Joint IES and ECONPOL policy forum on future perspectives for the EMU

The Institute for European Studies (IES) of the Vrije Universiteit Brussel (VUB) and the EconPol research network co-organised a policy forum on 16 April about the future perspectives for the European Economic and Monetary Union (EMU), as part of the Jean Monnet Chair at IES. 

The future of the EMU is at the core of the reflection on the future of European integration; the debate about its architecture has accompanied the entire evolution of the EU and several proposals have been made in the past. The policy forum stimulated an open, broad and deep discussion on the possible options for the future of the EMU, starting from the assessment of the existing proposals. Three high level speakers, who combine an academic perspective with a direct knowledge of the political context, László Andor, Clemens Fuest, and Vesa Vihriälä, engaged in a rich discussion, chaired by Paolo Pasimeni, on the macroeconomic and political implications of the monetary union and its possible evolution.

The original assumption that the monetary union would lead to political integration has been challenged, as divergences increased in the EU and different cleavages appear: between northern and southern or eastern and western countries, and as a member decides to leave the Union. Recent proposals try to bridge the gaps between different visions for the future of the EMU, with an inverse relation between degrees of ambition and of political realism. 

The political sustainability of the monetary union will ultimately depend on the capacity of the people to accept that internal devaluation remains the main adjustment tool, as long as ambitious moves towards common instruments for macroeconomic stabilisation are missing. How long can this last? Some German academics have openly discussed the possibility of establishing an “exit clause” for countries willing to resort to the exchange rate adjustment in case of crisis, others fear that this would lead to self-fulfilling prophecies and increase systemic risk in the currency union.

The current incomplete macroeconomic setup of the EMU, with a common monetary policy but clearly separated fiscal and structural policies at national level, was nevertheless agreed at Maastricht, therefore accepted “as such”; many economists and political leaders, however, claim that the status quo is not sustainable without important reforms to complete its architecture.

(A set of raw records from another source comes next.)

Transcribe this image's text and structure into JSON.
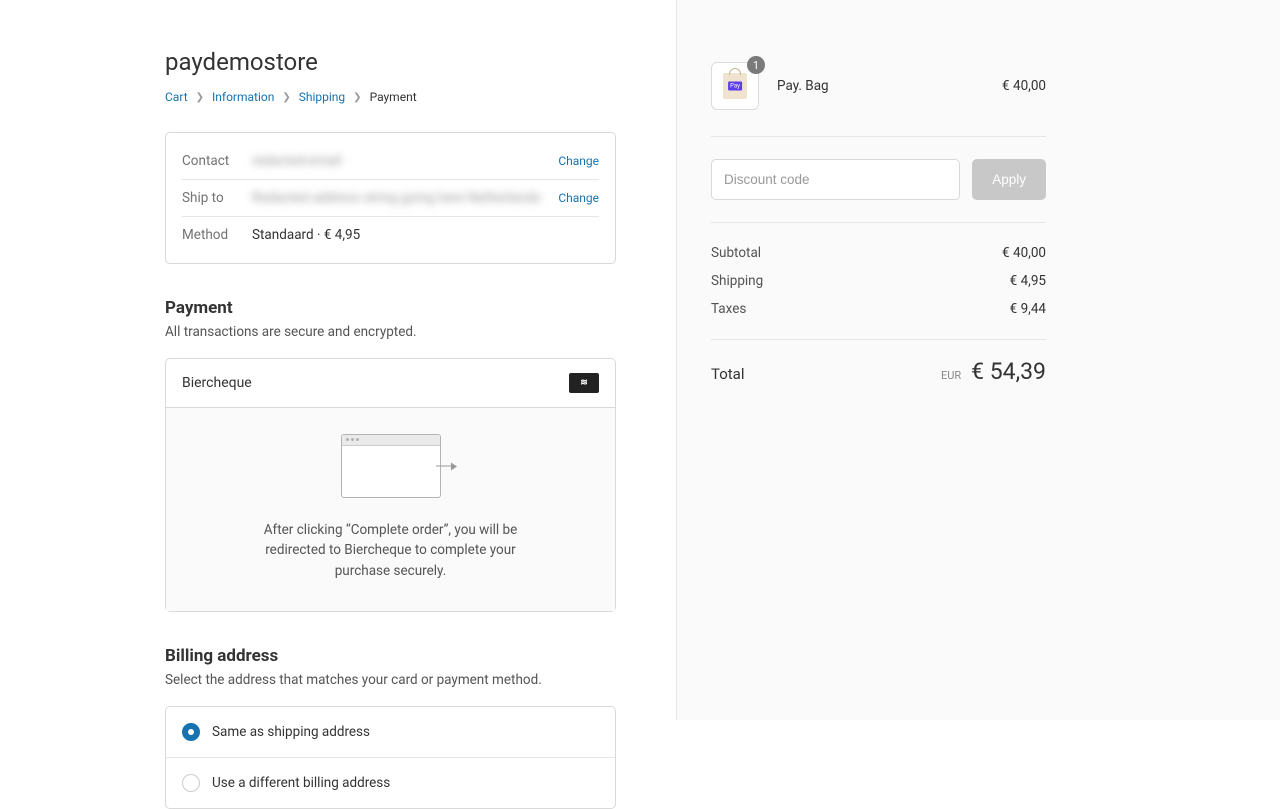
{
  "store_title": "paydemostore",
  "breadcrumb": {
    "cart": "Cart",
    "information": "Information",
    "shipping": "Shipping",
    "payment": "Payment"
  },
  "review": {
    "contact_label": "Contact",
    "contact_value": "redacted-email",
    "shipto_label": "Ship to",
    "shipto_value": "Redacted address string going here Netherlands",
    "method_label": "Method",
    "method_value": "Standaard · € 4,95",
    "change": "Change"
  },
  "payment": {
    "title": "Payment",
    "sub": "All transactions are secure and encrypted.",
    "method_name": "Biercheque",
    "redirect_text": "After clicking “Complete order”, you will be redirected to Biercheque to complete your purchase securely."
  },
  "billing": {
    "title": "Billing address",
    "sub": "Select the address that matches your card or payment method.",
    "same": "Same as shipping address",
    "diff": "Use a different billing address"
  },
  "summary": {
    "product_name": "Pay. Bag",
    "product_price": "€ 40,00",
    "qty": "1",
    "discount_placeholder": "Discount code",
    "apply": "Apply",
    "subtotal_label": "Subtotal",
    "subtotal": "€ 40,00",
    "shipping_label": "Shipping",
    "shipping": "€ 4,95",
    "taxes_label": "Taxes",
    "taxes": "€ 9,44",
    "total_label": "Total",
    "currency": "EUR",
    "total": "€ 54,39"
  }
}
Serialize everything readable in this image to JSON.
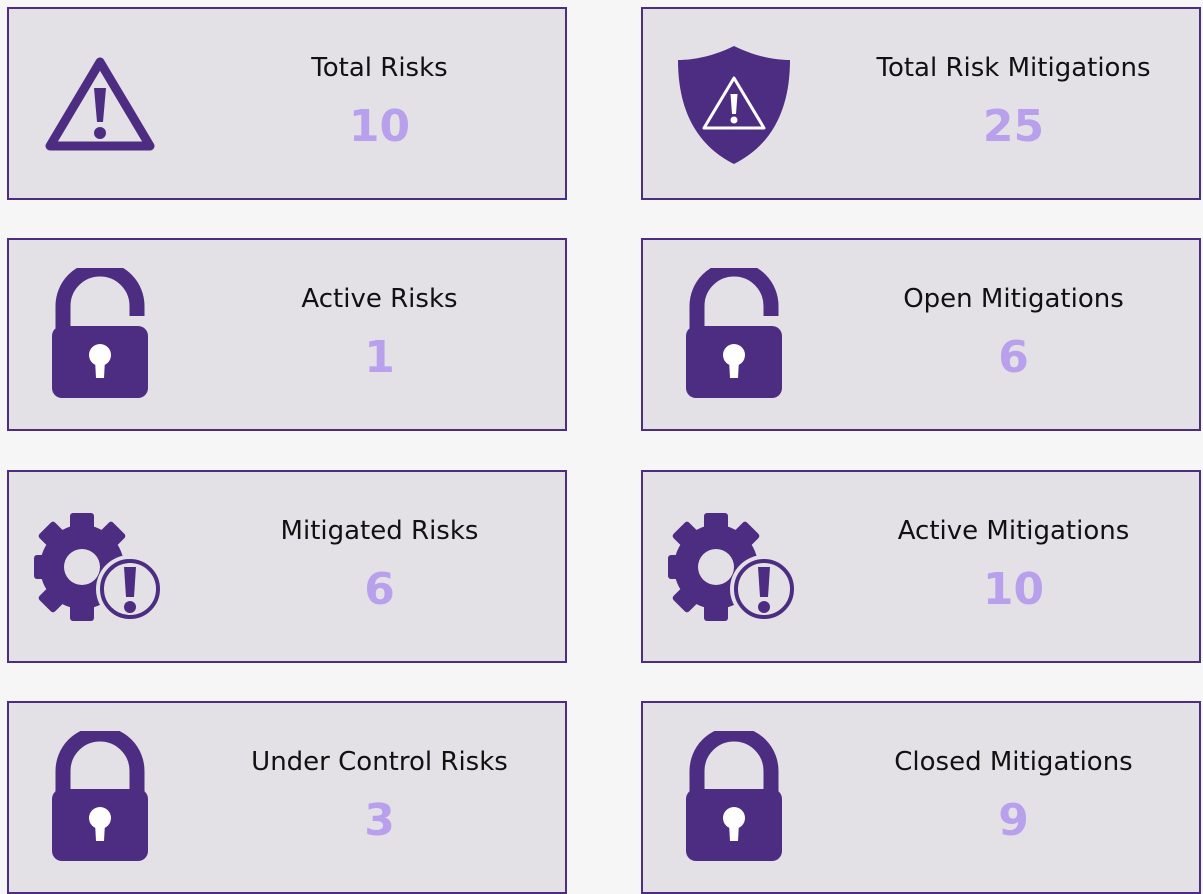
{
  "theme": {
    "card_background": "#e4e1e6",
    "card_border": "#4d2d82",
    "icon_color": "#4d2d82",
    "value_color": "#b9a0ec",
    "label_color": "#111111"
  },
  "cards": [
    {
      "label": "Total Risks",
      "value": "10",
      "icon": "warning-triangle-icon"
    },
    {
      "label": "Total Risk Mitigations",
      "value": "25",
      "icon": "shield-warning-icon"
    },
    {
      "label": "Active Risks",
      "value": "1",
      "icon": "unlocked-padlock-icon"
    },
    {
      "label": "Open Mitigations",
      "value": "6",
      "icon": "unlocked-padlock-icon"
    },
    {
      "label": "Mitigated Risks",
      "value": "6",
      "icon": "gear-alert-icon"
    },
    {
      "label": "Active Mitigations",
      "value": "10",
      "icon": "gear-alert-icon"
    },
    {
      "label": "Under Control Risks",
      "value": "3",
      "icon": "locked-padlock-icon"
    },
    {
      "label": "Closed Mitigations",
      "value": "9",
      "icon": "locked-padlock-icon"
    }
  ]
}
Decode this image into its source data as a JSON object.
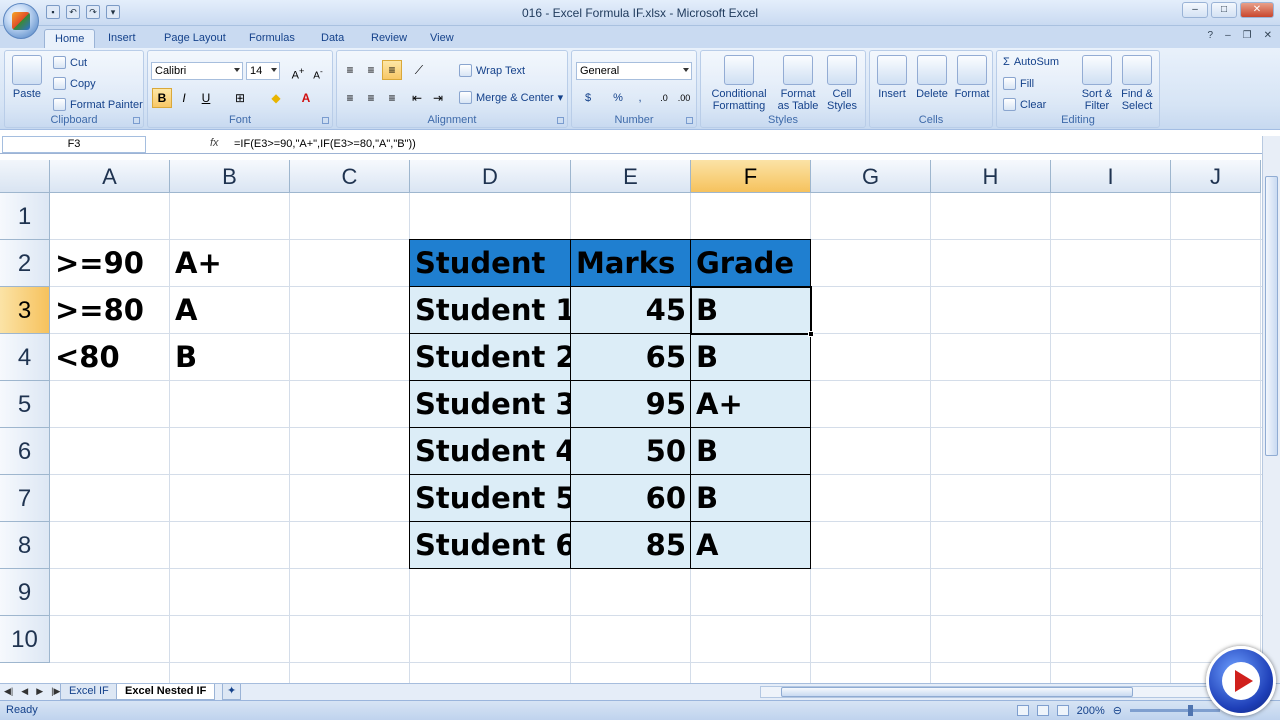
{
  "window": {
    "title": "016 - Excel Formula IF.xlsx - Microsoft Excel"
  },
  "qat": {
    "save": "save-icon",
    "undo": "undo-icon",
    "redo": "redo-icon"
  },
  "tabs": [
    "Home",
    "Insert",
    "Page Layout",
    "Formulas",
    "Data",
    "Review",
    "View"
  ],
  "ribbon": {
    "clipboard": {
      "label": "Clipboard",
      "paste": "Paste",
      "cut": "Cut",
      "copy": "Copy",
      "format_painter": "Format Painter"
    },
    "font": {
      "label": "Font",
      "family": "Calibri",
      "size": "14",
      "bold": "B",
      "italic": "I",
      "underline": "U"
    },
    "alignment": {
      "label": "Alignment",
      "wrap": "Wrap Text",
      "merge": "Merge & Center"
    },
    "number": {
      "label": "Number",
      "format": "General",
      "currency": "$",
      "percent": "%",
      "comma": ","
    },
    "styles": {
      "label": "Styles",
      "conditional": "Conditional",
      "conditional2": "Formatting",
      "format_table": "Format",
      "format_table2": "as Table",
      "cell_styles": "Cell",
      "cell_styles2": "Styles"
    },
    "cells": {
      "label": "Cells",
      "insert": "Insert",
      "delete": "Delete",
      "format": "Format"
    },
    "editing": {
      "label": "Editing",
      "autosum": "AutoSum",
      "fill": "Fill",
      "clear": "Clear",
      "sort": "Sort &",
      "sort2": "Filter",
      "find": "Find &",
      "find2": "Select"
    }
  },
  "formula_bar": {
    "name_box": "F3",
    "fx": "fx",
    "formula": "=IF(E3>=90,\"A+\",IF(E3>=80,\"A\",\"B\"))"
  },
  "columns": [
    "A",
    "B",
    "C",
    "D",
    "E",
    "F",
    "G",
    "H",
    "I",
    "J"
  ],
  "rows": [
    "1",
    "2",
    "3",
    "4",
    "5",
    "6",
    "7",
    "8",
    "9",
    "10"
  ],
  "criteria": [
    {
      "cond": ">=90",
      "grade": "A+"
    },
    {
      "cond": ">=80",
      "grade": "A"
    },
    {
      "cond": "<80",
      "grade": "B"
    }
  ],
  "table": {
    "headers": [
      "Student",
      "Marks",
      "Grade"
    ],
    "rows": [
      {
        "student": "Student 1",
        "marks": "45",
        "grade": "B"
      },
      {
        "student": "Student 2",
        "marks": "65",
        "grade": "B"
      },
      {
        "student": "Student 3",
        "marks": "95",
        "grade": "A+"
      },
      {
        "student": "Student 4",
        "marks": "50",
        "grade": "B"
      },
      {
        "student": "Student 5",
        "marks": "60",
        "grade": "B"
      },
      {
        "student": "Student 6",
        "marks": "85",
        "grade": "A"
      }
    ]
  },
  "sheets": [
    "Excel IF",
    "Excel Nested IF"
  ],
  "active_sheet": "Excel Nested IF",
  "status": {
    "ready": "Ready",
    "zoom": "200%"
  },
  "colors": {
    "header_fill": "#1f7fd0",
    "body_fill": "#dcedf7",
    "selection": "#f6c25d"
  }
}
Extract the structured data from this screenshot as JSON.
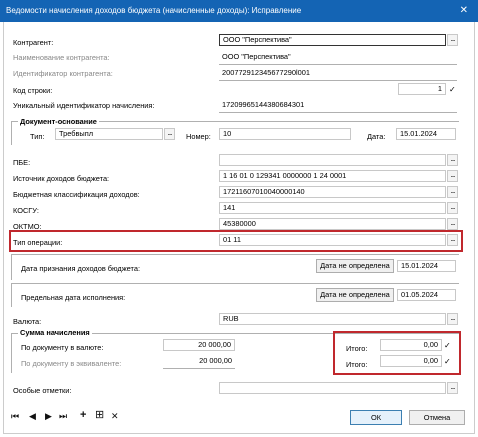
{
  "window": {
    "title": "Ведомости начисления доходов бюджета (начисленные доходы): Исправление",
    "close_glyph": "✕"
  },
  "form": {
    "kontragent": {
      "label": "Контрагент:",
      "value": "ООО \"Перспектива\""
    },
    "naim_kontragenta": {
      "label": "Наименование контрагента:",
      "value": "ООО \"Перспектива\""
    },
    "id_kontragenta": {
      "label": "Идентификатор контрагента:",
      "value": "200772912345677290l001"
    },
    "kod_stroki": {
      "label": "Код строки:",
      "value": "1"
    },
    "uin": {
      "label": "Уникальный идентификатор начисления:",
      "value": "17209965144380684301"
    },
    "dokument_osnovanie": {
      "group_label": "Документ-основание",
      "tip_label": "Тип:",
      "tip_value": "Требвыпл",
      "nomer_label": "Номер:",
      "nomer_value": "10",
      "data_label": "Дата:",
      "data_value": "15.01.2024"
    },
    "pbe": {
      "label": "ПБЕ:",
      "value": ""
    },
    "istochnik": {
      "label": "Источник доходов бюджета:",
      "value": "1 16 01 0 129341 0000000 1 24 0001"
    },
    "bk_dohodov": {
      "label": "Бюджетная классификация доходов:",
      "value": "17211607010040000140"
    },
    "kosgu": {
      "label": "КОСГУ:",
      "value": "141"
    },
    "oktmo": {
      "label": "ОКТМО:",
      "value": "45380000"
    },
    "tip_operacii": {
      "label": "Тип операции:",
      "value": "01 11"
    },
    "data_priznaniya": {
      "label": "Дата признания доходов бюджета:",
      "button": "Дата не определена",
      "value": "15.01.2024"
    },
    "predelnaya_data": {
      "label": "Предельная дата исполнения:",
      "button": "Дата не определена",
      "value": "01.05.2024"
    },
    "valyuta": {
      "label": "Валюта:",
      "value": "RUB"
    },
    "summa": {
      "group_label": "Сумма начисления",
      "po_dok_valute_label": "По документу в валюте:",
      "po_dok_valute_value": "20 000,00",
      "po_dok_ekv_label": "По документу в эквиваленте:",
      "po_dok_ekv_value": "20 000,00",
      "itogo1_label": "Итого:",
      "itogo1_value": "0,00",
      "itogo2_label": "Итого:",
      "itogo2_value": "0,00"
    },
    "osobye_otmetki": {
      "label": "Особые отметки:",
      "value": ""
    }
  },
  "buttons": {
    "dots": "...",
    "check": "✓",
    "ok": "ОК",
    "cancel": "Отмена"
  },
  "nav": {
    "first": "⏮",
    "prev": "◀",
    "next": "▶",
    "last": "⏭",
    "add": "+",
    "add_copy": "⊞",
    "delete": "✕"
  },
  "colors": {
    "titlebar": "#1464b4",
    "highlight_red": "#c0282d"
  }
}
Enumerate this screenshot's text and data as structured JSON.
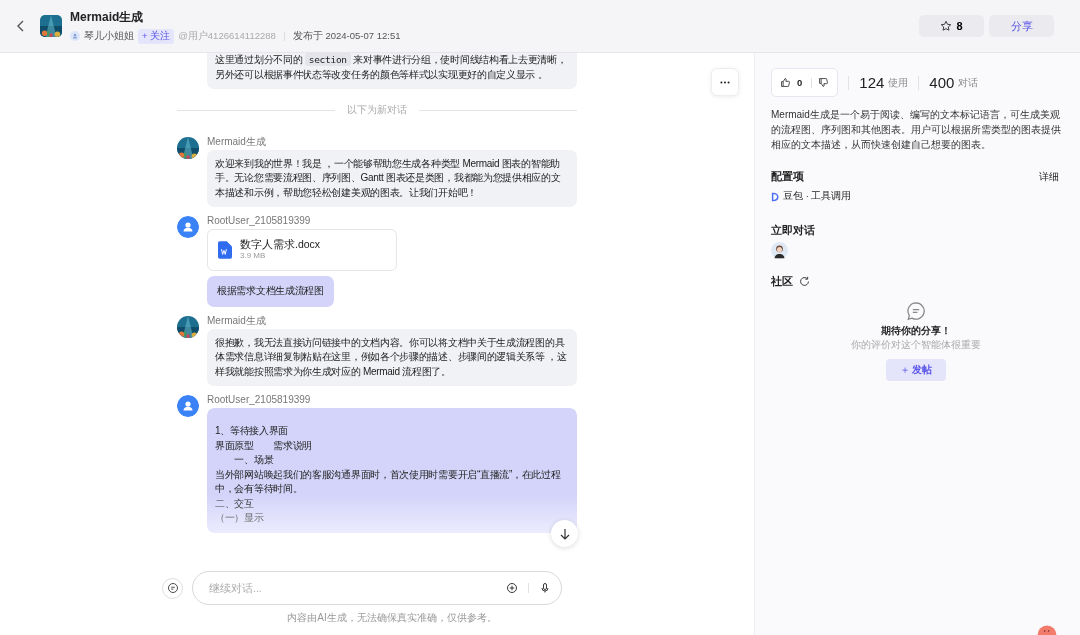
{
  "header": {
    "app_name": "Mermaid生成",
    "author": "琴儿小姐姐",
    "follow_label": "+ 关注",
    "user_id": "@用户4126614112288",
    "published": "发布于 2024-05-07 12:51",
    "star_count": "8",
    "share_label": "分享"
  },
  "chat": {
    "messages": [
      {
        "kind": "partial",
        "segments": [
          {
            "kind": "text",
            "text": "这里通过划分不同的 "
          },
          {
            "kind": "code",
            "text": "section"
          },
          {
            "kind": "text",
            "text": " 来对事件进行分组，使时间线结构看上去更清晰，另外还可以根据事件状态等改变任务的颜色等样式以实现更好的自定义显示 。"
          }
        ]
      },
      {
        "kind": "divider",
        "label": "以下为新对话"
      },
      {
        "kind": "bot",
        "sender": "Mermaid生成",
        "text": "欢迎来到我的世界！我是 ，一个能够帮助您生成各种类型 Mermaid 图表的智能助手。无论您需要流程图、序列图、Gantt 图表还是类图，我都能为您提供相应的文本描述和示例，帮助您轻松创建美观的图表。让我们开始吧！"
      },
      {
        "kind": "user",
        "sender": "RootUser_2105819399",
        "file": {
          "name": "数字人需求.docx",
          "size": "3.9 MB"
        },
        "lines": [
          "根据需求文档生成流程图"
        ]
      },
      {
        "kind": "bot",
        "sender": "Mermaid生成",
        "text": "很抱歉，我无法直接访问链接中的文档内容。你可以将文档中关于生成流程图的具体需求信息详细复制粘贴在这里，例如各个步骤的描述、步骤间的逻辑关系等 ，这样我就能按照需求为你生成对应的 Mermaid 流程图了。"
      },
      {
        "kind": "user_long",
        "sender": "RootUser_2105819399",
        "lines": [
          "1、等待接入界面",
          "界面原型　　需求说明",
          "　　一、场景",
          "当外部网站唤起我们的客服沟通界面时，首次使用时需要开启“直播流”，在此过程中，会有等待时间。",
          "二、交互",
          "（一）显示"
        ]
      }
    ],
    "input_placeholder": "继续对话...",
    "footnote": "内容由AI生成，无法确保真实准确，仅供参考。"
  },
  "panel": {
    "likes": "0",
    "uses_count": "124",
    "uses_label": "使用",
    "chats_count": "400",
    "chats_label": "对话",
    "description": "Mermaid生成是一个易于阅读、编写的文本标记语言，可生成美观的流程图、序列图和其他图表。用户可以根据所需类型的图表提供相应的文本描述，从而快速创建自己想要的图表。",
    "config_title": "配置项",
    "detail_link": "详细",
    "model_label": "豆包 · 工具调用",
    "chat_now_title": "立即对话",
    "community_title": "社区",
    "empty_title": "期待你的分享！",
    "empty_sub": "你的评价对这个智能体很重要",
    "post_label": "发帖",
    "post_icon": "＋"
  }
}
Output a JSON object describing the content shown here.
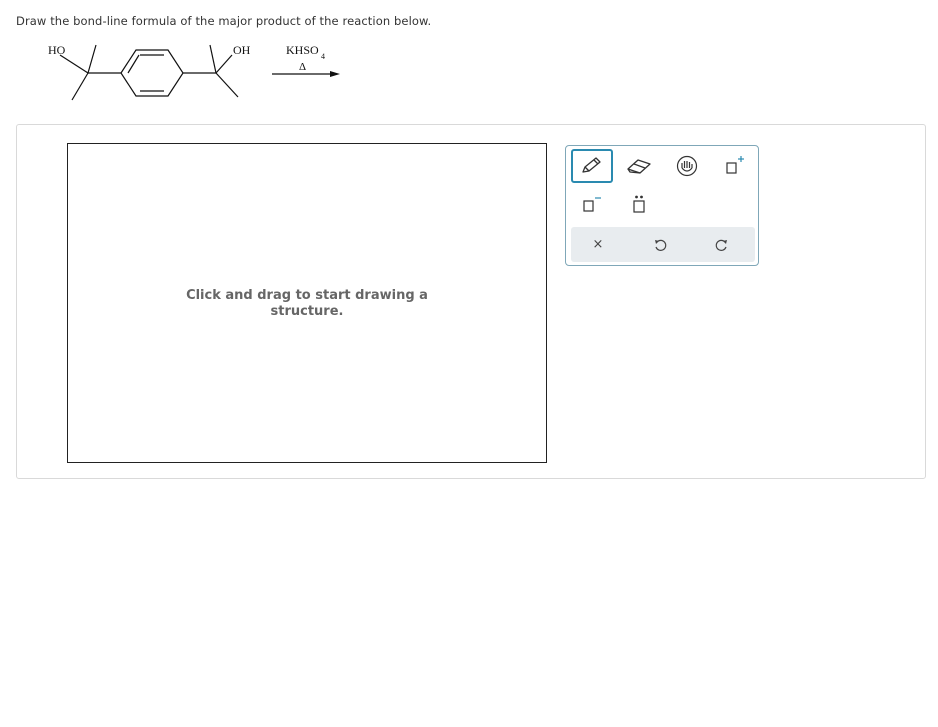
{
  "question": {
    "text": "Draw the bond-line formula of the major product of the reaction below."
  },
  "reaction": {
    "left_group": "HO",
    "right_group": "OH",
    "reagent": "KHSO",
    "reagent_subscript": "4",
    "condition": "Δ"
  },
  "canvas": {
    "hint_line1": "Click and drag to start drawing a",
    "hint_line2": "structure."
  },
  "toolbox": {
    "tools": [
      "pencil-tool",
      "eraser-tool",
      "hand-tool",
      "add-template-tool",
      "negative-charge-tool",
      "lone-pair-tool"
    ],
    "actions": [
      "clear",
      "undo",
      "redo"
    ],
    "clear_symbol": "×"
  },
  "colors": {
    "accent": "#2a8ab0",
    "toolbox_border": "#7fa7b8",
    "action_bar": "#e8ecef"
  }
}
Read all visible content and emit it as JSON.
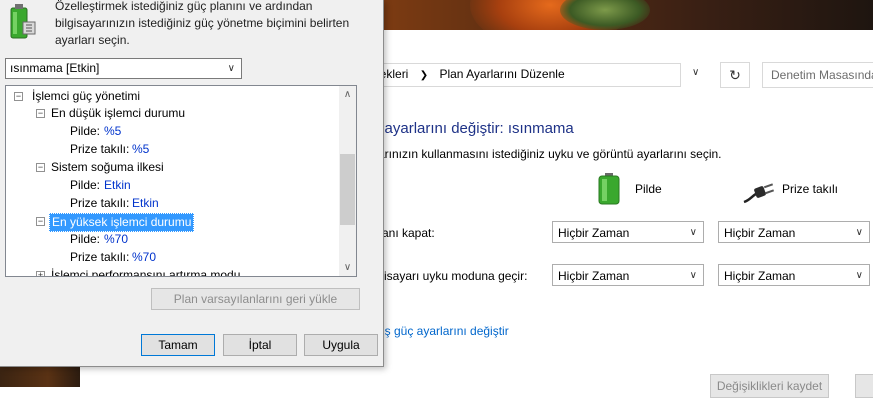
{
  "control_panel": {
    "breadcrumb": [
      "nekleri",
      "Plan Ayarlarını Düzenle"
    ],
    "search_placeholder": "Denetim Masasında",
    "heading": "n ayarlarını değiştir: ısınmama",
    "description": "yarınızın kullanmasını istediğiniz uyku ve görüntü ayarlarını seçin.",
    "column_battery": "Pilde",
    "column_plugged": "Prize takılı",
    "rows": [
      {
        "label": "kranı kapat:",
        "battery": "Hiçbir Zaman",
        "plugged": "Hiçbir Zaman"
      },
      {
        "label": "ilgisayarı uyku moduna geçir:",
        "battery": "Hiçbir Zaman",
        "plugged": "Hiçbir Zaman"
      }
    ],
    "advanced_link": "miş güç ayarlarını değiştir",
    "save_button": "Değişiklikleri kaydet"
  },
  "dialog": {
    "intro_text": "Özelleştirmek istediğiniz güç planını ve ardından bilgisayarınızın istediğiniz güç yönetme biçimini belirten ayarları seçin.",
    "plan_select": "ısınmama [Etkin]",
    "tree": {
      "root": "İşlemci güç yönetimi",
      "min_state": "En düşük işlemci durumu",
      "min_battery_label": "Pilde:",
      "min_battery_value": "%5",
      "min_plugged_label": "Prize takılı:",
      "min_plugged_value": "%5",
      "cooling": "Sistem soğuma ilkesi",
      "cooling_battery_label": "Pilde:",
      "cooling_battery_value": "Etkin",
      "cooling_plugged_label": "Prize takılı:",
      "cooling_plugged_value": "Etkin",
      "max_state": "En yüksek işlemci durumu",
      "max_battery_label": "Pilde:",
      "max_battery_value": "%70",
      "max_plugged_label": "Prize takılı:",
      "max_plugged_value": "%70",
      "boost_mode": "İşlemci performansını artırma modu"
    },
    "restore_defaults_button": "Plan varsayılanlarını geri yükle",
    "ok_button": "Tamam",
    "cancel_button": "İptal",
    "apply_button": "Uygula"
  }
}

Participants did not agree on a single defined set of measures which are both politically feasible and economically sufficient. What they agreed upon, nevertheless, was that the long term sustainability of the monetary union is at stake.